Leading positive change: how the water sector has made strides in work health and safety through COVID-19
The COVID-19 pandemic has abruptly changed the way we live, placing stress on the psychological wellbeing of many. As Australian communities begin to control the spread of the virus, there has been a call to shift the focus from ‘flattening the pandemic curve’ to ‘flattening the mental health curve.’ In light of National Safe Work Month this October, Australia’s and New Zealand’s water industry has banded together to spotlight this critical issue.
Making a commitment to safe working conditions
This year, Australia’s National Safe Work Month will focus on Work Health and Safety through COVID-19. Throughout the month of October, employees and employers alike are encouraged to acknowledge and reflect on the wide-reaching impacts of COVID-19.
Since the onset of the pandemic, workplaces have had to quickly adapt their practices to protect against the infection risks associated with COVID-19. Apart from the issues related to physical health, the virus has also had a profound psychological effect on many.
In a bid to highlight the pandemic’s ‘intangible’ ramifications, this year’s theme will enable us to discuss workplace health and safety (WHS) through a psychological lens, focusing on how the pandemic has affected the mental health of Australia’s essential workforce. It will also highlight the critical role that mental health programs play in keeping workers safe.
Navigating mental health through COVID-19
Prior to COVID-19, the topic of mental health was already a pressing issue for Australian communities, with mental illness affecting one in five Australians in any given year.
In addition to the social, emotional and financial challenges that COVID-19 has presented, many front line workers who provide essential services have experienced public scrutiny and abuse during the pandemic.

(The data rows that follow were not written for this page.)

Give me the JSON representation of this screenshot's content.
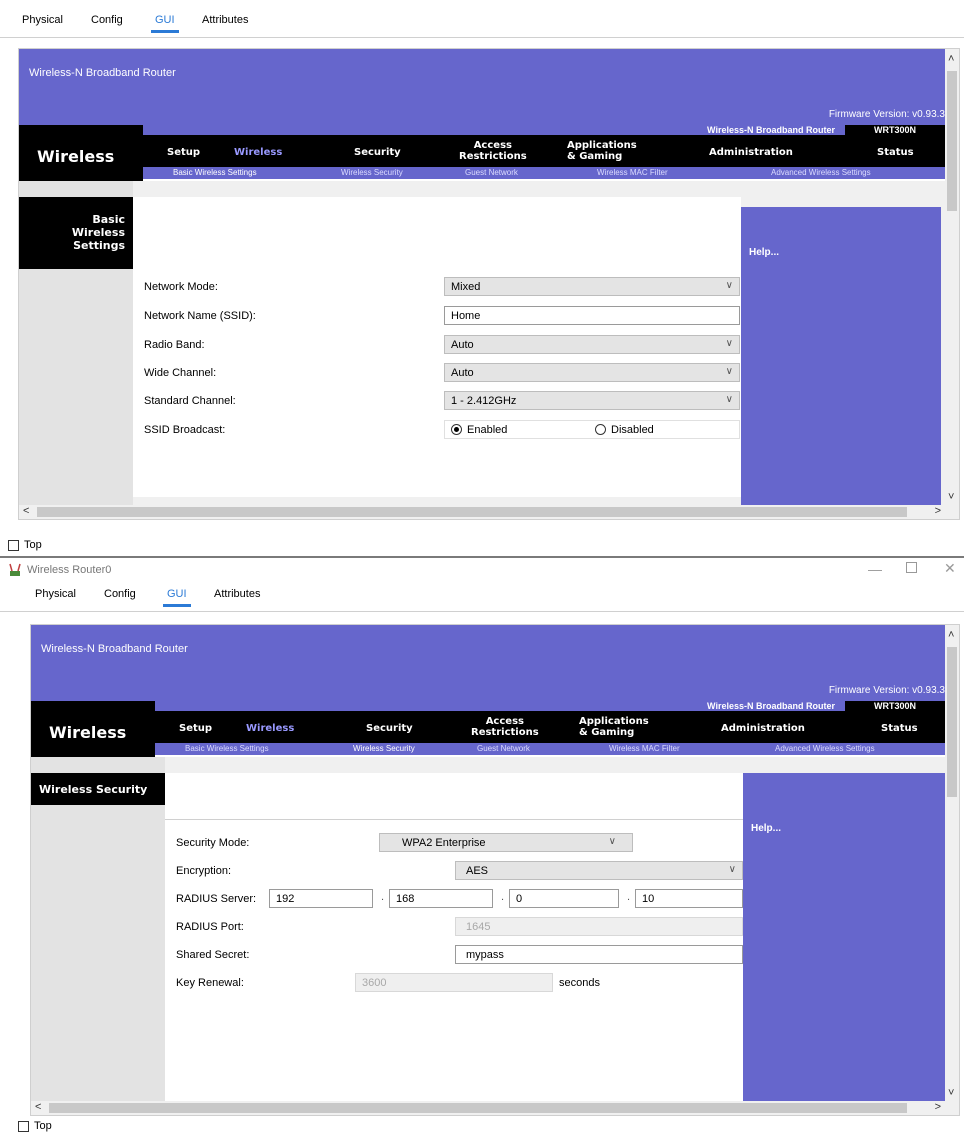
{
  "top_window": {
    "tabs": [
      "Physical",
      "Config",
      "GUI",
      "Attributes"
    ],
    "active_tab": "GUI",
    "brand": "Wireless-N Broadband Router",
    "firmware": "Firmware Version: v0.93.3",
    "nav_title": "Wireless",
    "router_title": "Wireless-N Broadband Router",
    "model": "WRT300N",
    "nav": {
      "setup": "Setup",
      "wireless": "Wireless",
      "security": "Security",
      "access1": "Access",
      "access2": "Restrictions",
      "apps1": "Applications",
      "apps2": "& Gaming",
      "admin": "Administration",
      "status": "Status"
    },
    "subnav": [
      "Basic Wireless Settings",
      "Wireless Security",
      "Guest Network",
      "Wireless MAC Filter",
      "Advanced Wireless Settings"
    ],
    "section_title_lines": [
      "Basic",
      "Wireless",
      "Settings"
    ],
    "help": "Help...",
    "fields": {
      "network_mode_label": "Network Mode:",
      "network_mode_value": "Mixed",
      "ssid_label": "Network Name (SSID):",
      "ssid_value": "Home",
      "radio_band_label": "Radio Band:",
      "radio_band_value": "Auto",
      "wide_channel_label": "Wide Channel:",
      "wide_channel_value": "Auto",
      "standard_channel_label": "Standard Channel:",
      "standard_channel_value": "1 - 2.412GHz",
      "ssid_broadcast_label": "SSID Broadcast:",
      "enabled_label": "Enabled",
      "disabled_label": "Disabled"
    },
    "top_checkbox_label": "Top"
  },
  "bottom_window": {
    "title": "Wireless Router0",
    "tabs": [
      "Physical",
      "Config",
      "GUI",
      "Attributes"
    ],
    "active_tab": "GUI",
    "brand": "Wireless-N Broadband Router",
    "firmware": "Firmware Version: v0.93.3",
    "nav_title": "Wireless",
    "router_title": "Wireless-N Broadband Router",
    "model": "WRT300N",
    "nav": {
      "setup": "Setup",
      "wireless": "Wireless",
      "security": "Security",
      "access1": "Access",
      "access2": "Restrictions",
      "apps1": "Applications",
      "apps2": "& Gaming",
      "admin": "Administration",
      "status": "Status"
    },
    "subnav": [
      "Basic Wireless Settings",
      "Wireless Security",
      "Guest Network",
      "Wireless MAC Filter",
      "Advanced Wireless Settings"
    ],
    "section_title": "Wireless Security",
    "help": "Help...",
    "fields": {
      "security_mode_label": "Security Mode:",
      "security_mode_value": "WPA2 Enterprise",
      "encryption_label": "Encryption:",
      "encryption_value": "AES",
      "radius_server_label": "RADIUS Server:",
      "ip1": "192",
      "ip2": "168",
      "ip3": "0",
      "ip4": "10",
      "radius_port_label": "RADIUS Port:",
      "radius_port_value": "1645",
      "shared_secret_label": "Shared Secret:",
      "shared_secret_value": "mypass",
      "key_renewal_label": "Key Renewal:",
      "key_renewal_value": "3600",
      "seconds_label": "seconds"
    },
    "top_checkbox_label": "Top"
  },
  "colors": {
    "linksys_purple": "#6666cc",
    "nav_black": "#000000",
    "active_tab_blue": "#2b7ad6"
  }
}
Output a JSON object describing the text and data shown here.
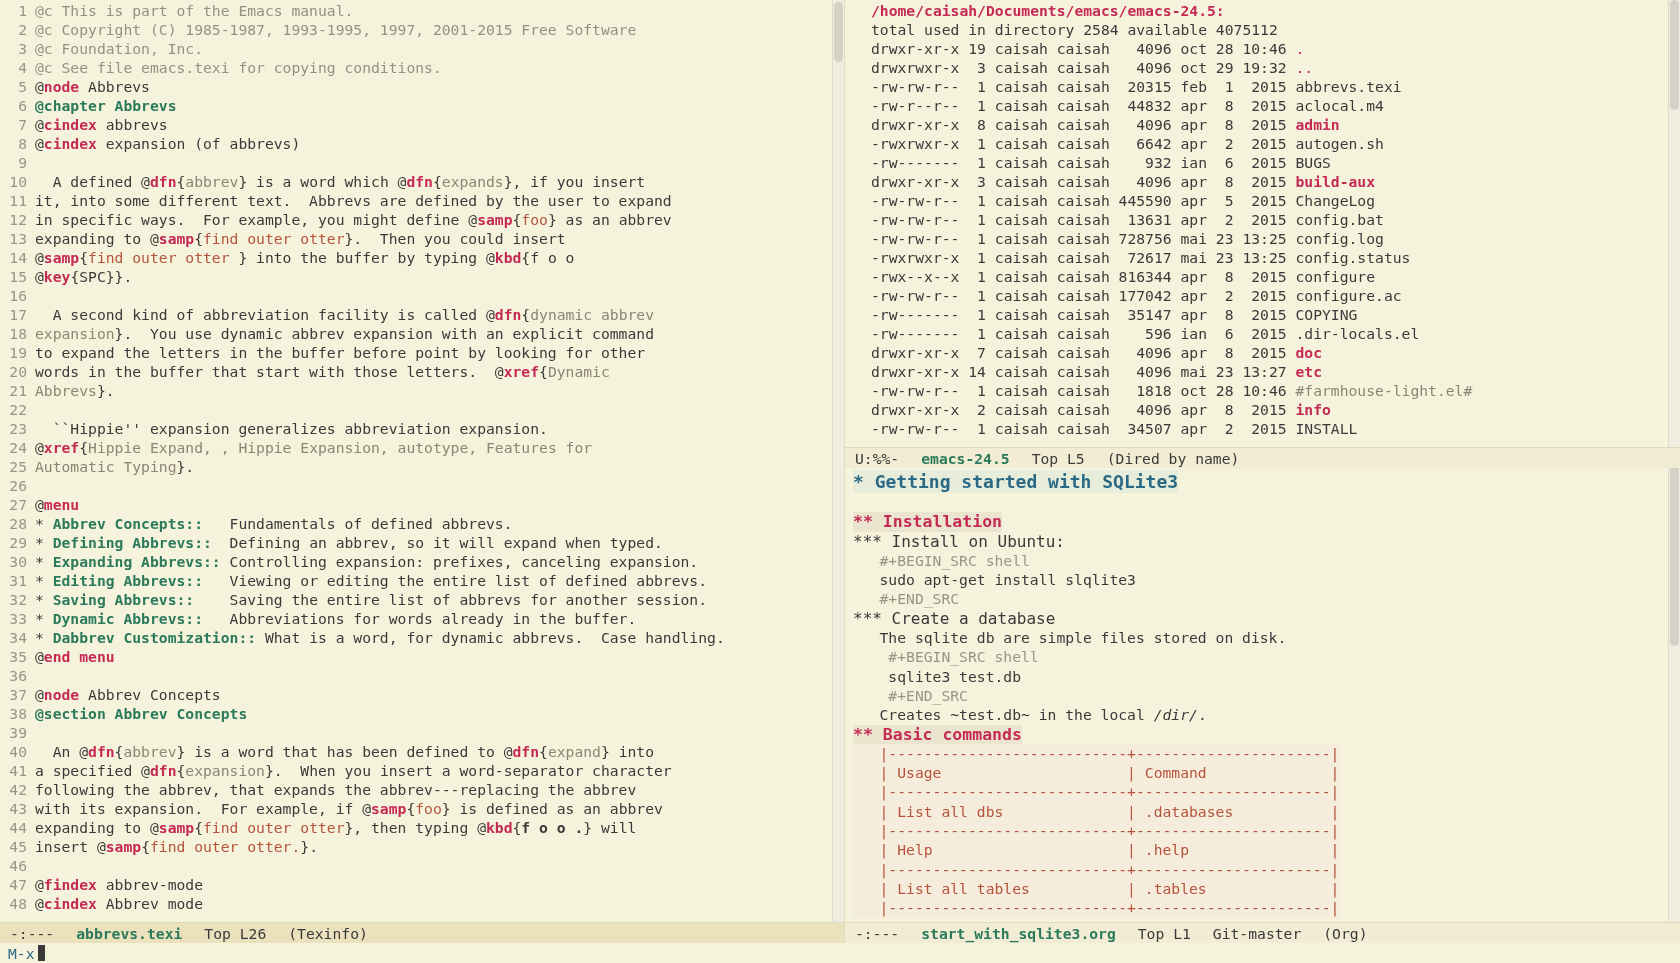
{
  "texinfo_window": {
    "lines": [
      {
        "num": "1",
        "segs": [
          {
            "kind": "c",
            "text": "@c This is part of the Emacs manual."
          }
        ]
      },
      {
        "num": "2",
        "segs": [
          {
            "kind": "c",
            "text": "@c Copyright (C) 1985-1987, 1993-1995, 1997, 2001-2015 Free Software"
          }
        ]
      },
      {
        "num": "3",
        "segs": [
          {
            "kind": "c",
            "text": "@c Foundation, Inc."
          }
        ]
      },
      {
        "num": "4",
        "segs": [
          {
            "kind": "c",
            "text": "@c See file emacs.texi for copying conditions."
          }
        ]
      },
      {
        "num": "5",
        "segs": [
          {
            "kind": "p",
            "text": "@"
          },
          {
            "kind": "k",
            "text": "node"
          },
          {
            "kind": "p",
            "text": " Abbrevs"
          }
        ]
      },
      {
        "num": "6",
        "segs": [
          {
            "kind": "h",
            "text": "@chapter Abbrevs"
          }
        ]
      },
      {
        "num": "7",
        "segs": [
          {
            "kind": "p",
            "text": "@"
          },
          {
            "kind": "k",
            "text": "cindex"
          },
          {
            "kind": "p",
            "text": " abbrevs"
          }
        ]
      },
      {
        "num": "8",
        "segs": [
          {
            "kind": "p",
            "text": "@"
          },
          {
            "kind": "k",
            "text": "cindex"
          },
          {
            "kind": "p",
            "text": " expansion (of abbrevs)"
          }
        ]
      },
      {
        "num": "9"
      },
      {
        "num": "10",
        "segs": [
          {
            "kind": "p",
            "text": "  A defined @"
          },
          {
            "kind": "k",
            "text": "dfn"
          },
          {
            "kind": "p",
            "text": "{"
          },
          {
            "kind": "a",
            "text": "abbrev"
          },
          {
            "kind": "p",
            "text": "} is a word which @"
          },
          {
            "kind": "k",
            "text": "dfn"
          },
          {
            "kind": "p",
            "text": "{"
          },
          {
            "kind": "a",
            "text": "expands"
          },
          {
            "kind": "p",
            "text": "}, if you insert"
          }
        ]
      },
      {
        "num": "11",
        "segs": [
          {
            "kind": "p",
            "text": "it, into some different text.  Abbrevs are defined by the user to expand"
          }
        ]
      },
      {
        "num": "12",
        "segs": [
          {
            "kind": "p",
            "text": "in specific ways.  For example, you might define @"
          },
          {
            "kind": "k",
            "text": "samp"
          },
          {
            "kind": "p",
            "text": "{"
          },
          {
            "kind": "s",
            "text": "foo"
          },
          {
            "kind": "p",
            "text": "} as an abbrev"
          }
        ]
      },
      {
        "num": "13",
        "segs": [
          {
            "kind": "p",
            "text": "expanding to @"
          },
          {
            "kind": "k",
            "text": "samp"
          },
          {
            "kind": "p",
            "text": "{"
          },
          {
            "kind": "s",
            "text": "find outer otter"
          },
          {
            "kind": "p",
            "text": "}.  Then you could insert"
          }
        ]
      },
      {
        "num": "14",
        "segs": [
          {
            "kind": "p",
            "text": "@"
          },
          {
            "kind": "k",
            "text": "samp"
          },
          {
            "kind": "p",
            "text": "{"
          },
          {
            "kind": "s",
            "text": "find outer otter "
          },
          {
            "kind": "p",
            "text": "} into the buffer by typing @"
          },
          {
            "kind": "k",
            "text": "kbd"
          },
          {
            "kind": "p",
            "text": "{f o o"
          }
        ]
      },
      {
        "num": "15",
        "segs": [
          {
            "kind": "p",
            "text": "@"
          },
          {
            "kind": "k",
            "text": "key"
          },
          {
            "kind": "p",
            "text": "{SPC}}."
          }
        ]
      },
      {
        "num": "16"
      },
      {
        "num": "17",
        "segs": [
          {
            "kind": "p",
            "text": "  A second kind of abbreviation facility is called @"
          },
          {
            "kind": "k",
            "text": "dfn"
          },
          {
            "kind": "p",
            "text": "{"
          },
          {
            "kind": "a",
            "text": "dynamic abbrev"
          }
        ]
      },
      {
        "num": "18",
        "segs": [
          {
            "kind": "a",
            "text": "expansion"
          },
          {
            "kind": "p",
            "text": "}.  You use dynamic abbrev expansion with an explicit command"
          }
        ]
      },
      {
        "num": "19",
        "segs": [
          {
            "kind": "p",
            "text": "to expand the letters in the buffer before point by looking for other"
          }
        ]
      },
      {
        "num": "20",
        "segs": [
          {
            "kind": "p",
            "text": "words in the buffer that start with those letters.  @"
          },
          {
            "kind": "k",
            "text": "xref"
          },
          {
            "kind": "p",
            "text": "{"
          },
          {
            "kind": "a",
            "text": "Dynamic"
          }
        ]
      },
      {
        "num": "21",
        "segs": [
          {
            "kind": "a",
            "text": "Abbrevs"
          },
          {
            "kind": "p",
            "text": "}."
          }
        ]
      },
      {
        "num": "22"
      },
      {
        "num": "23",
        "segs": [
          {
            "kind": "p",
            "text": "  ``Hippie'' expansion generalizes abbreviation expansion."
          }
        ]
      },
      {
        "num": "24",
        "segs": [
          {
            "kind": "p",
            "text": "@"
          },
          {
            "kind": "k",
            "text": "xref"
          },
          {
            "kind": "p",
            "text": "{"
          },
          {
            "kind": "a",
            "text": "Hippie Expand, , Hippie Expansion, autotype, Features for"
          }
        ]
      },
      {
        "num": "25",
        "segs": [
          {
            "kind": "a",
            "text": "Automatic Typing"
          },
          {
            "kind": "p",
            "text": "}."
          }
        ]
      },
      {
        "num": "26"
      },
      {
        "num": "27",
        "segs": [
          {
            "kind": "p",
            "text": "@"
          },
          {
            "kind": "k",
            "text": "menu"
          }
        ]
      },
      {
        "num": "28",
        "segs": [
          {
            "kind": "p",
            "text": "* "
          },
          {
            "kind": "h",
            "text": "Abbrev Concepts::"
          },
          {
            "kind": "p",
            "text": "   Fundamentals of defined abbrevs."
          }
        ]
      },
      {
        "num": "29",
        "segs": [
          {
            "kind": "p",
            "text": "* "
          },
          {
            "kind": "h",
            "text": "Defining Abbrevs::"
          },
          {
            "kind": "p",
            "text": "  Defining an abbrev, so it will expand when typed."
          }
        ]
      },
      {
        "num": "30",
        "segs": [
          {
            "kind": "p",
            "text": "* "
          },
          {
            "kind": "h",
            "text": "Expanding Abbrevs::"
          },
          {
            "kind": "p",
            "text": " Controlling expansion: prefixes, canceling expansion."
          }
        ]
      },
      {
        "num": "31",
        "segs": [
          {
            "kind": "p",
            "text": "* "
          },
          {
            "kind": "h",
            "text": "Editing Abbrevs::"
          },
          {
            "kind": "p",
            "text": "   Viewing or editing the entire list of defined abbrevs."
          }
        ]
      },
      {
        "num": "32",
        "segs": [
          {
            "kind": "p",
            "text": "* "
          },
          {
            "kind": "h",
            "text": "Saving Abbrevs::"
          },
          {
            "kind": "p",
            "text": "    Saving the entire list of abbrevs for another session."
          }
        ]
      },
      {
        "num": "33",
        "segs": [
          {
            "kind": "p",
            "text": "* "
          },
          {
            "kind": "h",
            "text": "Dynamic Abbrevs::"
          },
          {
            "kind": "p",
            "text": "   Abbreviations for words already in the buffer."
          }
        ]
      },
      {
        "num": "34",
        "segs": [
          {
            "kind": "p",
            "text": "* "
          },
          {
            "kind": "h",
            "text": "Dabbrev Customization::"
          },
          {
            "kind": "p",
            "text": " What is a word, for dynamic abbrevs.  Case handling."
          }
        ]
      },
      {
        "num": "35",
        "segs": [
          {
            "kind": "p",
            "text": "@"
          },
          {
            "kind": "k",
            "text": "end menu"
          }
        ]
      },
      {
        "num": "36"
      },
      {
        "num": "37",
        "segs": [
          {
            "kind": "p",
            "text": "@"
          },
          {
            "kind": "k",
            "text": "node"
          },
          {
            "kind": "p",
            "text": " Abbrev Concepts"
          }
        ]
      },
      {
        "num": "38",
        "segs": [
          {
            "kind": "h",
            "text": "@section Abbrev Concepts"
          }
        ]
      },
      {
        "num": "39"
      },
      {
        "num": "40",
        "segs": [
          {
            "kind": "p",
            "text": "  An @"
          },
          {
            "kind": "k",
            "text": "dfn"
          },
          {
            "kind": "p",
            "text": "{"
          },
          {
            "kind": "a",
            "text": "abbrev"
          },
          {
            "kind": "p",
            "text": "} is a word that has been defined to @"
          },
          {
            "kind": "k",
            "text": "dfn"
          },
          {
            "kind": "p",
            "text": "{"
          },
          {
            "kind": "a",
            "text": "expand"
          },
          {
            "kind": "p",
            "text": "} into"
          }
        ]
      },
      {
        "num": "41",
        "segs": [
          {
            "kind": "p",
            "text": "a specified @"
          },
          {
            "kind": "k",
            "text": "dfn"
          },
          {
            "kind": "p",
            "text": "{"
          },
          {
            "kind": "a",
            "text": "expansion"
          },
          {
            "kind": "p",
            "text": "}.  When you insert a word-separator character"
          }
        ]
      },
      {
        "num": "42",
        "segs": [
          {
            "kind": "p",
            "text": "following the abbrev, that expands the abbrev---replacing the abbrev"
          }
        ]
      },
      {
        "num": "43",
        "segs": [
          {
            "kind": "p",
            "text": "with its expansion.  For example, if @"
          },
          {
            "kind": "k",
            "text": "samp"
          },
          {
            "kind": "p",
            "text": "{"
          },
          {
            "kind": "s",
            "text": "foo"
          },
          {
            "kind": "p",
            "text": "} is defined as an abbrev"
          }
        ]
      },
      {
        "num": "44",
        "segs": [
          {
            "kind": "p",
            "text": "expanding to @"
          },
          {
            "kind": "k",
            "text": "samp"
          },
          {
            "kind": "p",
            "text": "{"
          },
          {
            "kind": "s",
            "text": "find outer otter"
          },
          {
            "kind": "p",
            "text": "}, then typing @"
          },
          {
            "kind": "k",
            "text": "kbd"
          },
          {
            "kind": "p",
            "text": "{"
          },
          {
            "kind": "b",
            "text": "f o o ."
          },
          {
            "kind": "p",
            "text": "} will"
          }
        ]
      },
      {
        "num": "45",
        "segs": [
          {
            "kind": "p",
            "text": "insert @"
          },
          {
            "kind": "k",
            "text": "samp"
          },
          {
            "kind": "p",
            "text": "{"
          },
          {
            "kind": "s",
            "text": "find outer otter."
          },
          {
            "kind": "p",
            "text": "}."
          }
        ]
      },
      {
        "num": "46"
      },
      {
        "num": "47",
        "segs": [
          {
            "kind": "p",
            "text": "@"
          },
          {
            "kind": "k",
            "text": "findex"
          },
          {
            "kind": "p",
            "text": " abbrev-mode"
          }
        ]
      },
      {
        "num": "48",
        "segs": [
          {
            "kind": "p",
            "text": "@"
          },
          {
            "kind": "k",
            "text": "cindex"
          },
          {
            "kind": "p",
            "text": " Abbrev mode"
          }
        ]
      }
    ],
    "mode_line": {
      "active": true,
      "state": "-:---",
      "buffer": "abbrevs.texi",
      "position": "Top L26",
      "mode": "(Texinfo)"
    }
  },
  "dired_window": {
    "header": "/home/caisah/Documents/emacs/emacs-24.5:",
    "total": "total used in directory 2584 available 4075112",
    "rows": [
      {
        "info": "drwxr-xr-x 19 caisah caisah   4096 oct 28 10:46",
        "name": ".",
        "kind": "dot"
      },
      {
        "info": "drwxrwxr-x  3 caisah caisah   4096 oct 29 19:32",
        "name": "..",
        "kind": "dot"
      },
      {
        "info": "-rw-rw-r--  1 caisah caisah  20315 feb  1  2015",
        "name": "abbrevs.texi",
        "kind": "file"
      },
      {
        "info": "-rw-r--r--  1 caisah caisah  44832 apr  8  2015",
        "name": "aclocal.m4",
        "kind": "file"
      },
      {
        "info": "drwxr-xr-x  8 caisah caisah   4096 apr  8  2015",
        "name": "admin",
        "kind": "dir"
      },
      {
        "info": "-rwxrwxr-x  1 caisah caisah   6642 apr  2  2015",
        "name": "autogen.sh",
        "kind": "file"
      },
      {
        "info": "-rw-------  1 caisah caisah    932 ian  6  2015",
        "name": "BUGS",
        "kind": "file"
      },
      {
        "info": "drwxr-xr-x  3 caisah caisah   4096 apr  8  2015",
        "name": "build-aux",
        "kind": "dir"
      },
      {
        "info": "-rw-rw-r--  1 caisah caisah 445590 apr  5  2015",
        "name": "ChangeLog",
        "kind": "file"
      },
      {
        "info": "-rw-rw-r--  1 caisah caisah  13631 apr  2  2015",
        "name": "config.bat",
        "kind": "file"
      },
      {
        "info": "-rw-rw-r--  1 caisah caisah 728756 mai 23 13:25",
        "name": "config.log",
        "kind": "file"
      },
      {
        "info": "-rwxrwxr-x  1 caisah caisah  72617 mai 23 13:25",
        "name": "config.status",
        "kind": "file"
      },
      {
        "info": "-rwx--x--x  1 caisah caisah 816344 apr  8  2015",
        "name": "configure",
        "kind": "file"
      },
      {
        "info": "-rw-rw-r--  1 caisah caisah 177042 apr  2  2015",
        "name": "configure.ac",
        "kind": "file"
      },
      {
        "info": "-rw-------  1 caisah caisah  35147 apr  8  2015",
        "name": "COPYING",
        "kind": "file"
      },
      {
        "info": "-rw-------  1 caisah caisah    596 ian  6  2015",
        "name": ".dir-locals.el",
        "kind": "file"
      },
      {
        "info": "drwxr-xr-x  7 caisah caisah   4096 apr  8  2015",
        "name": "doc",
        "kind": "dir"
      },
      {
        "info": "drwxr-xr-x 14 caisah caisah   4096 mai 23 13:27",
        "name": "etc",
        "kind": "dir"
      },
      {
        "info": "-rw-rw-r--  1 caisah caisah   1818 oct 28 10:46",
        "name": "#farmhouse-light.el#",
        "kind": "backup"
      },
      {
        "info": "drwxr-xr-x  2 caisah caisah   4096 apr  8  2015",
        "name": "info",
        "kind": "dir"
      },
      {
        "info": "-rw-rw-r--  1 caisah caisah  34507 apr  2  2015",
        "name": "INSTALL",
        "kind": "file"
      }
    ],
    "mode_line": {
      "active": false,
      "state": "U:%%-",
      "buffer": "emacs-24.5",
      "position": "Top L5",
      "mode": "(Dired by name)"
    }
  },
  "org_window": {
    "lines": [
      {
        "kind": "h1",
        "text": "* Getting started with SQLite3"
      },
      {
        "kind": "blank"
      },
      {
        "kind": "h2",
        "text": "** Installation"
      },
      {
        "kind": "h3",
        "text": "*** Install on Ubuntu:"
      },
      {
        "kind": "meta",
        "text": "   #+BEGIN_SRC shell"
      },
      {
        "kind": "text",
        "text": "   sudo apt-get install slqlite3"
      },
      {
        "kind": "meta",
        "text": "   #+END_SRC"
      },
      {
        "kind": "h3",
        "text": "*** Create a database"
      },
      {
        "kind": "text",
        "text": "   The sqlite db are simple files stored on disk."
      },
      {
        "kind": "meta",
        "text": "    #+BEGIN_SRC shell"
      },
      {
        "kind": "text",
        "text": "    sqlite3 test.db"
      },
      {
        "kind": "meta",
        "text": "    #+END_SRC"
      },
      {
        "kind": "text",
        "text": "   Creates ~test.db~ in the local */dir/*."
      },
      {
        "kind": "h2",
        "text": "** Basic commands"
      },
      {
        "kind": "table",
        "text": "   |---------------------------+----------------------|"
      },
      {
        "kind": "table",
        "text": "   | Usage                     | Command              |"
      },
      {
        "kind": "table",
        "text": "   |---------------------------+----------------------|"
      },
      {
        "kind": "table",
        "text": "   | List all dbs              | .databases           |"
      },
      {
        "kind": "table",
        "text": "   |---------------------------+----------------------|"
      },
      {
        "kind": "table",
        "text": "   | Help                      | .help                |"
      },
      {
        "kind": "table",
        "text": "   |---------------------------+----------------------|"
      },
      {
        "kind": "table",
        "text": "   | List all tables           | .tables              |"
      },
      {
        "kind": "table",
        "text": "   |---------------------------+----------------------|"
      }
    ],
    "mode_line": {
      "active": false,
      "state": "-:---",
      "buffer": "start_with_sqlite3.org",
      "position": "Top L1",
      "vc": "Git-master",
      "mode": "(Org)"
    }
  },
  "minibuffer": {
    "prompt": "M-x"
  }
}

This emphasises the importance of developing a robust WHS and mental health framework to support Australia’s front line employees.
With a workforce of almost 600 people distributed across Australia and New Zealand, leading water infrastructure company, Interflow, is aware of the role that a mentally healthy workplace plays in supporting its people through this difficult time.
For Interflow, the key to addressing mental health within the workplace has been establishing open two-way communication with its people in the office and field.
Interflow’s Senior HSE Business Partner, Troy Dawson, explains how the Company has adapted its mental health strategy to account for the additional challenges of the COVID-19 pandemic.
“A key focus for Interflow throughout the COVID-19 period has been promoting our Employee Assistance Program (EAP), holding Stop and Reset Toolbox Talks, and providing resilience training as part of our Mentally Healthy Workplace Project,” he said.
“Not only do these programs help our workforce feel recognised, engaged and supported – but they enable our people to recognise the warning signs that someone may need assistance and then point them in the right direction.”
Keeping WHS a priority in the water sector
The unique size, composition and geographical distribution of Australia’s and New Zealand’s water industry places significant challenges on its members when handling mental health issues.
As the second wave impacts of COVID-19 continue to emerge, the challenge for employers will be implementing meaningful solutions to support the mental health of Australia’s and New Zealand’s essential workforce in the long-term.
The water sector has adopted a collaborative approach to solving this issue, promoting the importance of mental health on an industry-wide scale through a combination of working groups, creative initiatives and information sharing. This camaraderie has not only sparked meaningful conversations about this critical topic but highlighted the fundamental desire for connection and community that we all share as humans.
“The Company’s approach has dug deep to the heart of the issue, which is that mental health issues can affect anyone at any time,” Troy said.
“It’s in everyone’s best interests to hold ourselves accountable and prioritise the creation of a mentally healthy workplace for all.”